The answer to this question is actually a lot easier than everyone makes it out to be. I’ve had my own struggles with getting my kids to eat the same foods that I eat, and for a while I was completely confounded. But, get this, Dr. Phil actually said something that helped for once. I know, Dr. Phil is a TV personality who makes gobs of cash by giving out over simplified fixes to complex problems. However, on this one occasion, he was spot on. It is one of those answers that we all know already anyway, it’s just tough to hear it. The problem lies in parents’ perceptions of what kids will be willing to eat rather than what kids will actually eat. We might have veered off course with what we expect our kids to eat, and that creates an issue. When we begin to feed our kids different foods on the assumption that they won’t eat the same things we eat then we are creating conditions that undermine our authority as parents. At the same time we are giving the power to our kids to manipulate us. So most parents really want to know, “How can I correct my child’s eating habits?” It isn’t the kid who is at fault, it’s our assumptions about the kid that have brought us to this point.
Kids Can’t Starve Themselves
Kids starve all over the world every day, but they don’t do it to themselves. It is not until they become image conscience that they have the potential for eating disorders. Kids eat until their brains tell them it’s time to stop, not more and not less. But, when they have been programmed to eat hot dogs and white bread all the time then that is what they will naturally want. When a parent suddenly decides it’s time to start them on salad, it’s a struggle to get them to eat. Yes, the kid doesn’t like the salad and will refuse to eat it. But, this problem is easily fixed by doing absolutely nothing. Instead of arguing with him it is better to assume the child will eat what is given to him without the anticipation of failure. When he doesn’t eat it, because he probably won’t the first few times, then the parent should clear the table as if nothing strange had happened at all. And, wait for it – the kid gets hungry because he didn’t eat. So, following what Dr. Phil said about kids not being able to starve themselves, it’s just a matter of waiting until the kid’s hunger becomes greater than his dislike for the food. There is no need for strife, only patience.
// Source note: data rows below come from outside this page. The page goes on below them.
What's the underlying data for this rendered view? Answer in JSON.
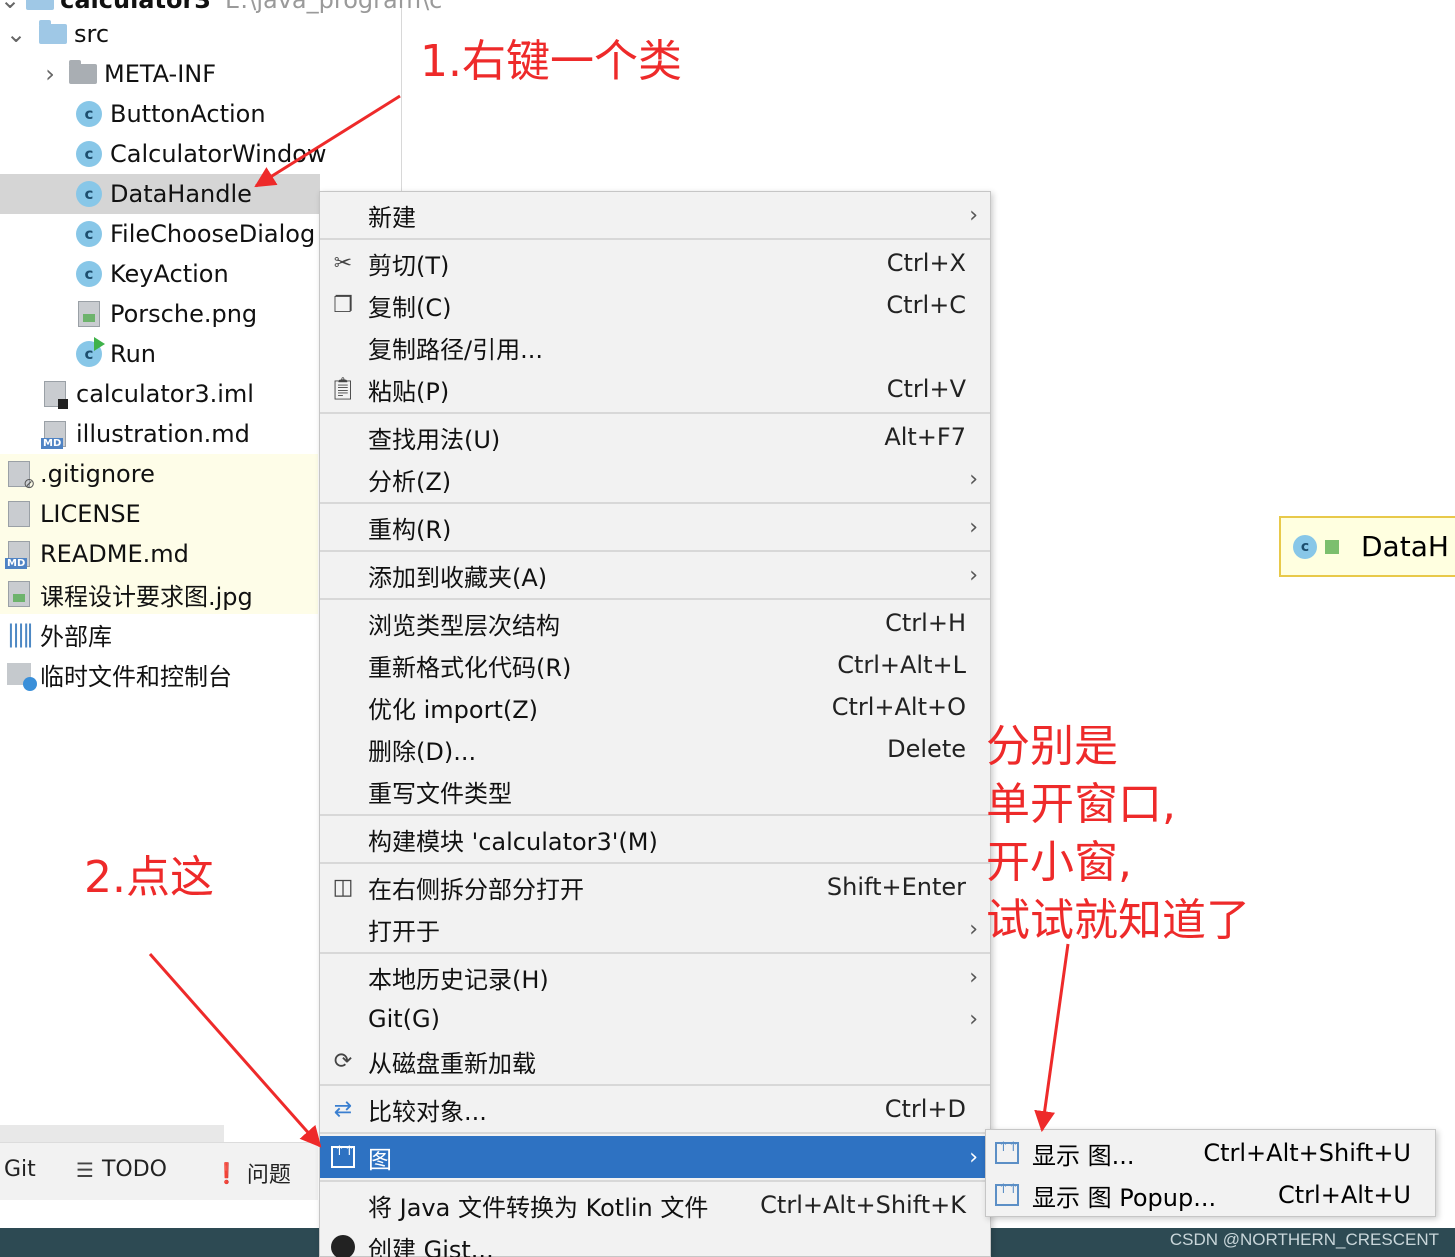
{
  "tree": {
    "root_label": "calculator3",
    "root_path": "E:\\java_program\\c",
    "items": [
      {
        "label": "src",
        "icon": "folder-icon"
      },
      {
        "label": "META-INF",
        "icon": "folder-icon"
      },
      {
        "label": "ButtonAction",
        "icon": "java-class-icon"
      },
      {
        "label": "CalculatorWindow",
        "icon": "java-class-icon"
      },
      {
        "label": "DataHandle",
        "icon": "java-class-icon"
      },
      {
        "label": "FileChooseDialog",
        "icon": "java-class-icon"
      },
      {
        "label": "KeyAction",
        "icon": "java-class-icon"
      },
      {
        "label": "Porsche.png",
        "icon": "image-file-icon"
      },
      {
        "label": "Run",
        "icon": "run-class-icon"
      },
      {
        "label": "calculator3.iml",
        "icon": "iml-file-icon"
      },
      {
        "label": "illustration.md",
        "icon": "markdown-file-icon"
      },
      {
        "label": ".gitignore",
        "icon": "gitignore-file-icon"
      },
      {
        "label": "LICENSE",
        "icon": "text-file-icon"
      },
      {
        "label": "README.md",
        "icon": "markdown-file-icon"
      },
      {
        "label": "课程设计要求图.jpg",
        "icon": "image-file-icon"
      },
      {
        "label": "外部库",
        "icon": "library-icon"
      },
      {
        "label": "临时文件和控制台",
        "icon": "scratch-icon"
      }
    ],
    "class_letter": "c"
  },
  "toolbar": {
    "git": "Git",
    "todo": "TODO",
    "problems": "问题"
  },
  "editor_tab": {
    "label": "DataH"
  },
  "menu": {
    "new": {
      "label": "新建"
    },
    "cut": {
      "label": "剪切(T)",
      "shortcut": "Ctrl+X"
    },
    "copy": {
      "label": "复制(C)",
      "shortcut": "Ctrl+C"
    },
    "copy_path": {
      "label": "复制路径/引用..."
    },
    "paste": {
      "label": "粘贴(P)",
      "shortcut": "Ctrl+V"
    },
    "find_usages": {
      "label": "查找用法(U)",
      "shortcut": "Alt+F7"
    },
    "analyze": {
      "label": "分析(Z)"
    },
    "refactor": {
      "label": "重构(R)"
    },
    "add_favorites": {
      "label": "添加到收藏夹(A)"
    },
    "type_hierarchy": {
      "label": "浏览类型层次结构",
      "shortcut": "Ctrl+H"
    },
    "reformat": {
      "label": "重新格式化代码(R)",
      "shortcut": "Ctrl+Alt+L"
    },
    "optimize_imports": {
      "label": "优化 import(Z)",
      "shortcut": "Ctrl+Alt+O"
    },
    "delete": {
      "label": "删除(D)...",
      "shortcut": "Delete"
    },
    "override_file_type": {
      "label": "重写文件类型"
    },
    "build_module": {
      "label": "构建模块 'calculator3'(M)"
    },
    "open_split": {
      "label": "在右侧拆分部分打开",
      "shortcut": "Shift+Enter"
    },
    "open_in": {
      "label": "打开于"
    },
    "local_history": {
      "label": "本地历史记录(H)"
    },
    "git": {
      "label": "Git(G)"
    },
    "reload": {
      "label": "从磁盘重新加载"
    },
    "compare": {
      "label": "比较对象...",
      "shortcut": "Ctrl+D"
    },
    "diagrams": {
      "label": "图"
    },
    "convert_kotlin": {
      "label": "将 Java 文件转换为 Kotlin 文件",
      "shortcut": "Ctrl+Alt+Shift+K"
    },
    "create_gist": {
      "label": "创建 Gist..."
    }
  },
  "submenu": {
    "show_diagram": {
      "label": "显示 图...",
      "shortcut": "Ctrl+Alt+Shift+U"
    },
    "show_diagram_popup": {
      "label": "显示 图 Popup...",
      "shortcut": "Ctrl+Alt+U"
    }
  },
  "annotations": {
    "step1": "1.右键一个类",
    "step2": "2.点这",
    "note": [
      "分别是",
      "单开窗口,",
      "开小窗,",
      "试试就知道了"
    ]
  },
  "watermark": "CSDN @NORTHERN_CRESCENT",
  "colors": {
    "highlight": "#2e72c2",
    "annotation": "#ee2a2a",
    "selected_row": "#d5d5d5",
    "ignored_files_bg": "#fefde8"
  }
}
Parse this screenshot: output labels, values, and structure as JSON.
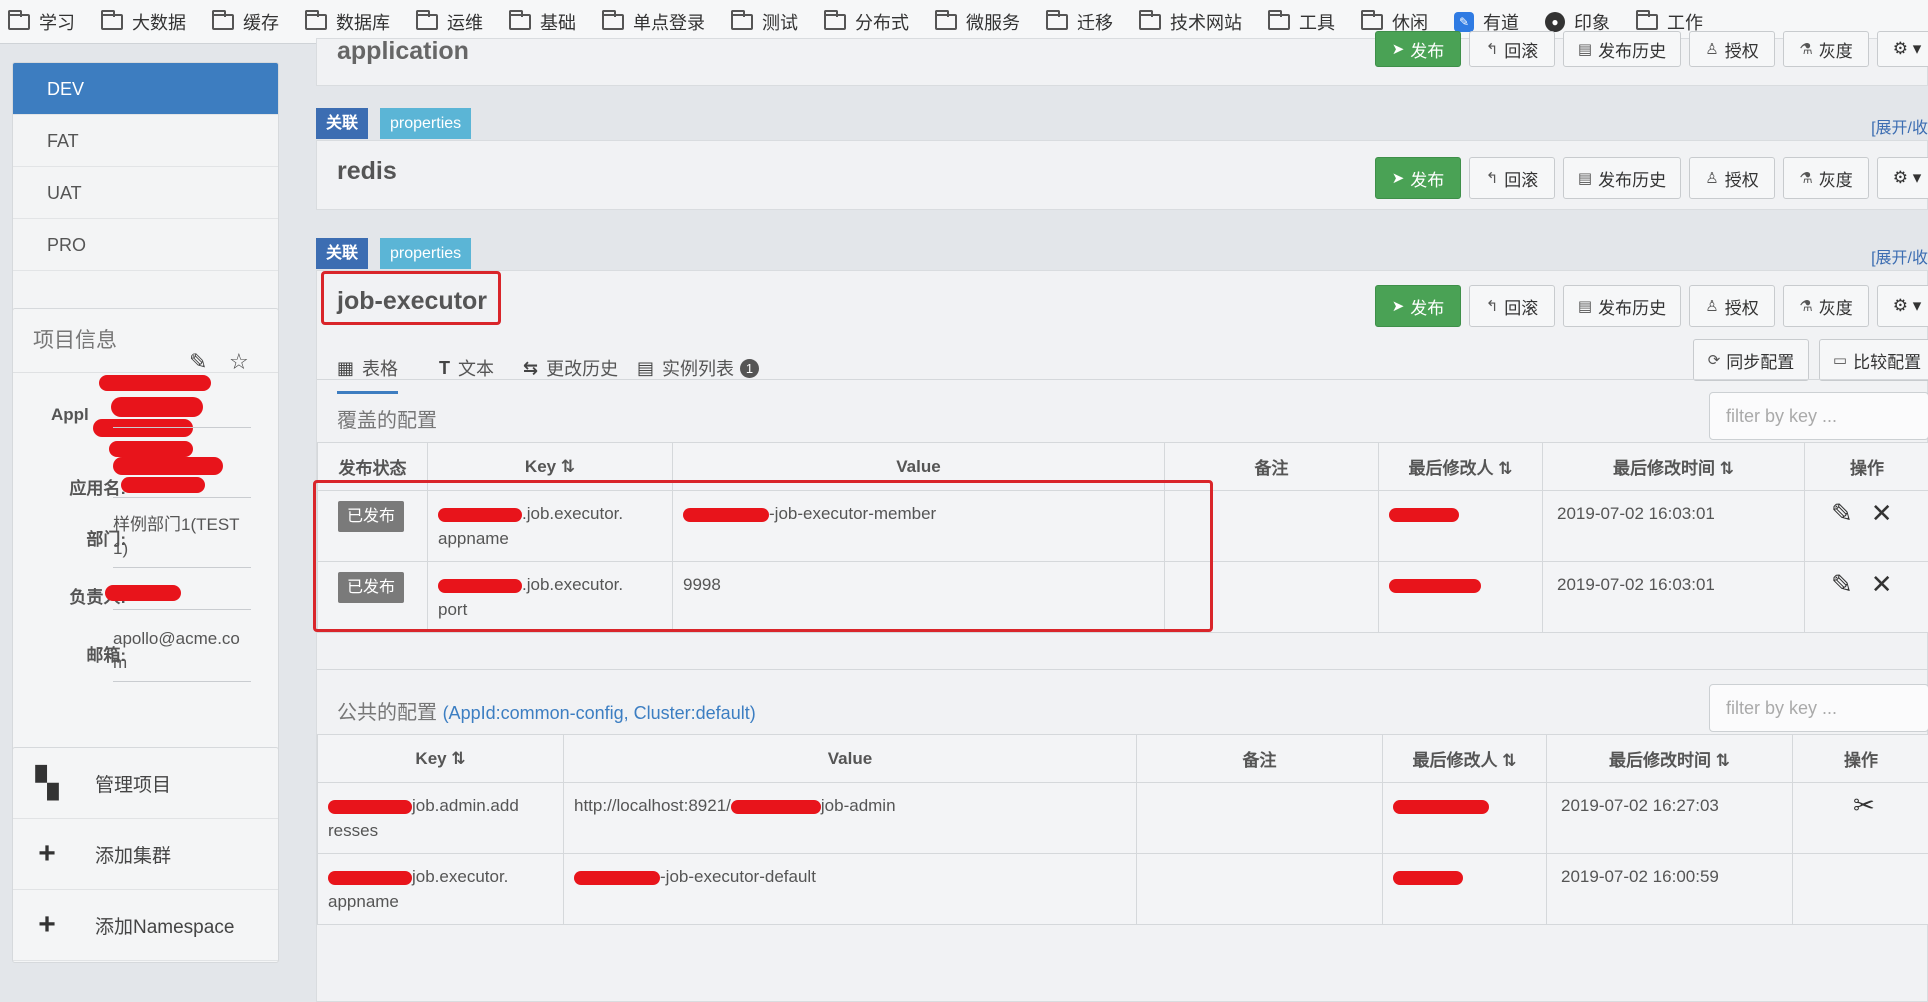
{
  "bookmarks": [
    {
      "label": "学习",
      "icon": "folder-icon"
    },
    {
      "label": "大数据",
      "icon": "folder-icon"
    },
    {
      "label": "缓存",
      "icon": "folder-icon"
    },
    {
      "label": "数据库",
      "icon": "folder-icon"
    },
    {
      "label": "运维",
      "icon": "folder-icon"
    },
    {
      "label": "基础",
      "icon": "folder-icon"
    },
    {
      "label": "单点登录",
      "icon": "folder-icon"
    },
    {
      "label": "测试",
      "icon": "folder-icon"
    },
    {
      "label": "分布式",
      "icon": "folder-icon"
    },
    {
      "label": "微服务",
      "icon": "folder-icon"
    },
    {
      "label": "迁移",
      "icon": "folder-icon"
    },
    {
      "label": "技术网站",
      "icon": "folder-icon"
    },
    {
      "label": "工具",
      "icon": "folder-icon"
    },
    {
      "label": "休闲",
      "icon": "folder-icon"
    },
    {
      "label": "有道",
      "icon": "youdao-icon"
    },
    {
      "label": "印象",
      "icon": "evernote-icon"
    },
    {
      "label": "工作",
      "icon": "folder-icon"
    }
  ],
  "envs": [
    {
      "label": "DEV",
      "active": true
    },
    {
      "label": "FAT",
      "active": false
    },
    {
      "label": "UAT",
      "active": false
    },
    {
      "label": "PRO",
      "active": false
    }
  ],
  "project_info": {
    "title": "项目信息",
    "appid_label": "Appl",
    "appname_label": "应用名:",
    "dept_label": "部门:",
    "dept_value": "样例部门1(TEST1)",
    "owner_label": "负责人:",
    "email_label": "邮箱:",
    "email_value": "apollo@acme.com"
  },
  "side_actions": [
    {
      "label": "管理项目",
      "icon": "grid-icon"
    },
    {
      "label": "添加集群",
      "icon": "plus-icon"
    },
    {
      "label": "添加Namespace",
      "icon": "plus-icon"
    }
  ],
  "namespace_buttons": {
    "publish": "发布",
    "rollback": "回滚",
    "history": "发布历史",
    "grant": "授权",
    "gray": "灰度"
  },
  "namespaces": {
    "application": {
      "title": "application"
    },
    "redis": {
      "title": "redis",
      "tag_link": "关联",
      "tag_format": "properties",
      "expand": "[展开/收"
    },
    "job_executor": {
      "title": "job-executor",
      "tag_link": "关联",
      "tag_format": "properties",
      "expand": "[展开/收"
    }
  },
  "tabs": [
    {
      "label": "表格",
      "icon": "table-icon",
      "active": true
    },
    {
      "label": "文本",
      "icon": "text-icon",
      "active": false
    },
    {
      "label": "更改历史",
      "icon": "history-icon",
      "active": false
    },
    {
      "label": "实例列表",
      "icon": "instance-icon",
      "active": false,
      "badge": "1"
    }
  ],
  "toolbar": {
    "sync": "同步配置",
    "compare": "比较配置"
  },
  "override_section": {
    "title": "覆盖的配置",
    "filter_placeholder": "filter by key ...",
    "headers": [
      "发布状态",
      "Key",
      "Value",
      "备注",
      "最后修改人",
      "最后修改时间",
      "操作"
    ],
    "rows": [
      {
        "status": "已发布",
        "key_suffix": ".job.executor.",
        "key_tail": "appname",
        "value_suffix": "-job-executor-member",
        "comment": "",
        "time": "2019-07-02 16:03:01"
      },
      {
        "status": "已发布",
        "key_suffix": ".job.executor.",
        "key_tail": "port",
        "value_suffix": "9998",
        "comment": "",
        "time": "2019-07-02 16:03:01"
      }
    ]
  },
  "public_section": {
    "title": "公共的配置",
    "subtitle": "(AppId:common-config, Cluster:default)",
    "filter_placeholder": "filter by key ...",
    "headers": [
      "Key",
      "Value",
      "备注",
      "最后修改人",
      "最后修改时间",
      "操作"
    ],
    "rows": [
      {
        "key_suffix": "job.admin.add",
        "key_tail": "resses",
        "value_prefix": "http://localhost:8921/",
        "value_suffix": "job-admin",
        "time": "2019-07-02 16:27:03"
      },
      {
        "key_suffix": "job.executor.",
        "key_tail": "appname",
        "value_prefix": "",
        "value_suffix": "-job-executor-default",
        "time": "2019-07-02 16:00:59"
      }
    ]
  },
  "colors": {
    "accent": "#3d7dc0",
    "publish_green": "#4aa255",
    "highlight_red": "#d9252a",
    "tag_blue": "#3c6db2",
    "tag_cyan": "#5bb5d6"
  }
}
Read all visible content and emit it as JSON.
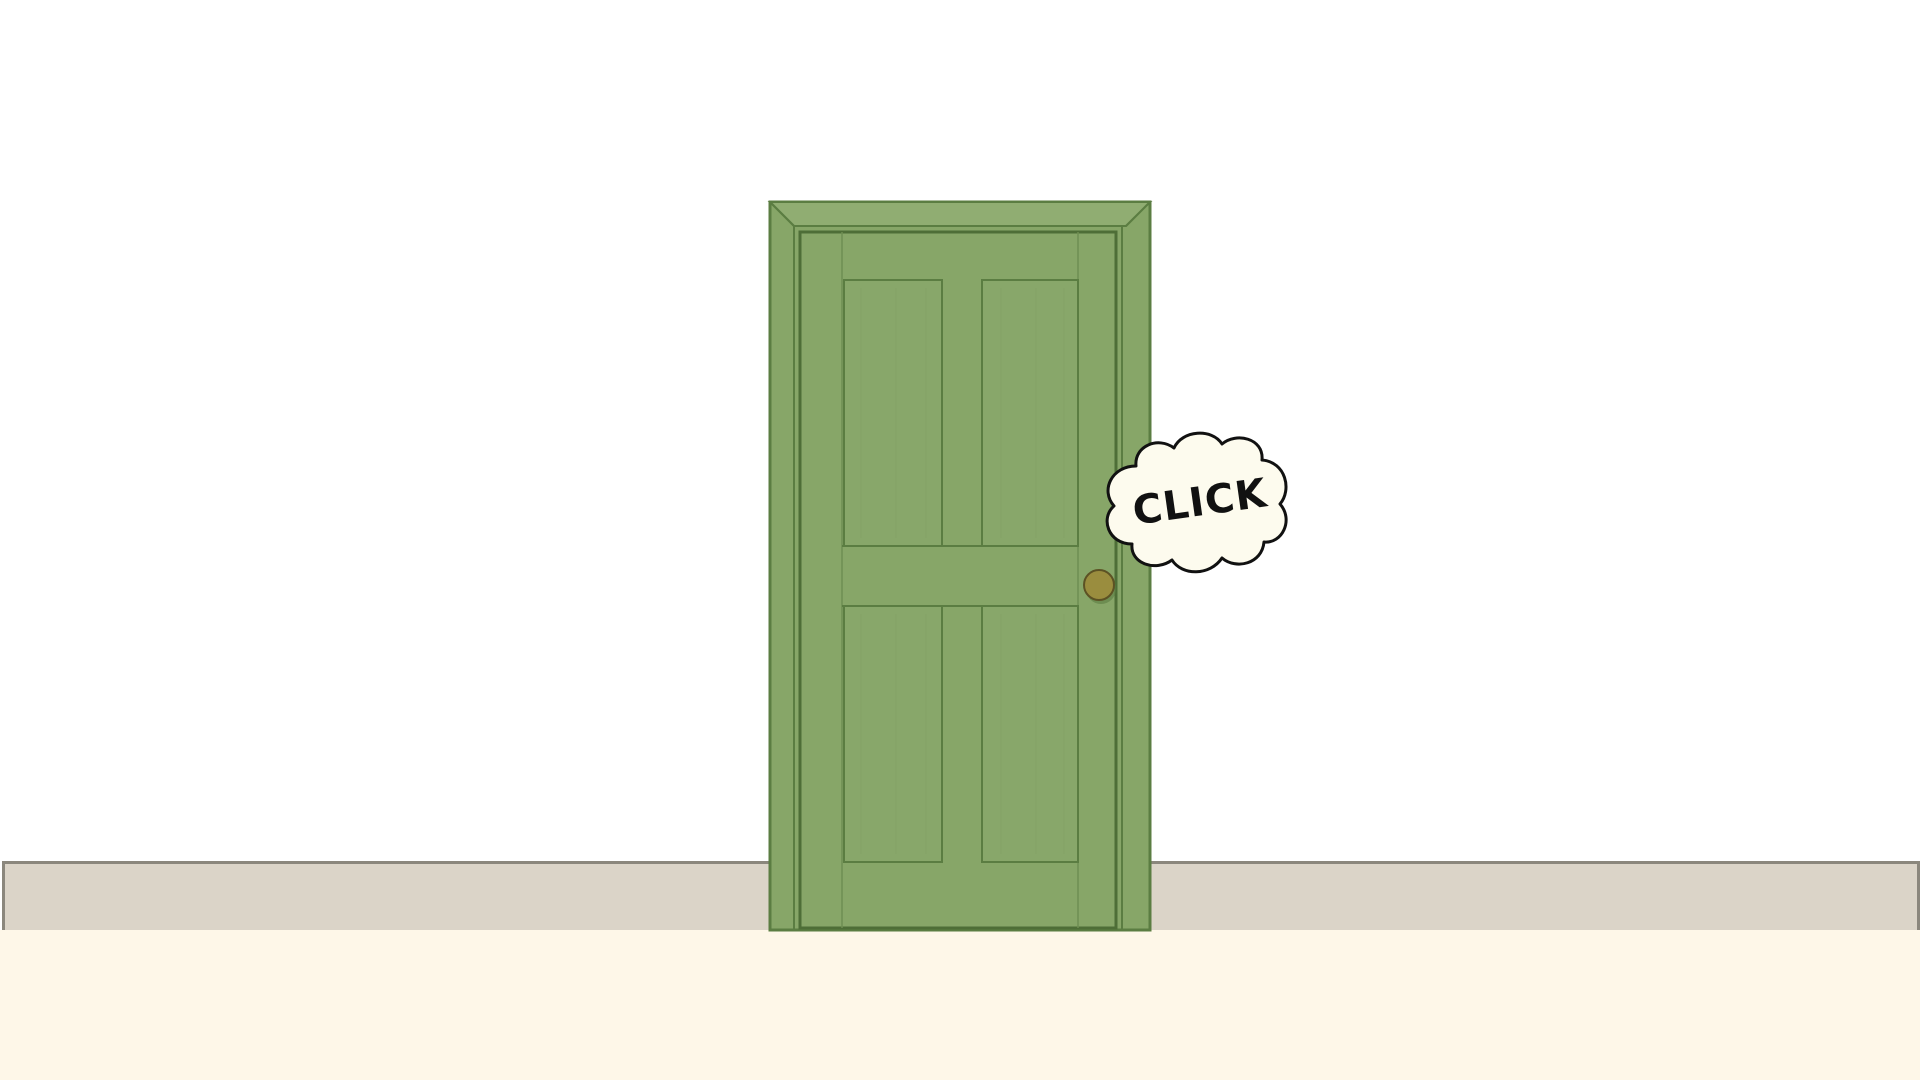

Parents Aim to Please
The other component here is the parents unwillingness to stick to their guns. Kids are expert manipulators and they know just how to behave in order to get what they want. They give a sad face, they complain of physical injury, they feign incomprehension, whatever they know works with their particular parents they will do. When it comes to food they have probably been successful on more than one occasion in getting a change of menu that more suits what they are accustomed to. Obviously this creates the expectation that they can get away with it again, and thus makes the parents’ job that much more difficult. As parents we want our kids to be happy, we want them to be smiling and enjoying themselves so we are easily manipulated by our very wily kids. When it comes to food it becomes a matter of changing our own habits as parents as well as the habits of our kids. We might not like to see our kids upset, but it is much worse to realize later on that they are spoiled. Parents need to learn the difference between actual distress and underhanded manipulation.
Kids should eat the same foods that we eat. If we eat salmon because it is good for us and we like it then kids should eat the same salmon. The very same things that are on our plates should be on our children’s plates, no exceptions. Our failure to enforce rules and stick to our guns is as much to blame for our kids’ eating habits as is our kids’ ability to manipulate us to their own ends. In the end parents have themselves to blame for setting up the conditions where this is a common problem in the first place. Little African kids don’t complain for grilled cheese sandwiches, they eat the slop in the tin bowl because they’re hungry and are happy as heck to be eating anything at all. It may seem cliché to invoke starving kids in Africa, but starving kids in Africa have the same biology as our kids. Is it really too much to ask that our kids learn to appreciate high quality, healthy food? No.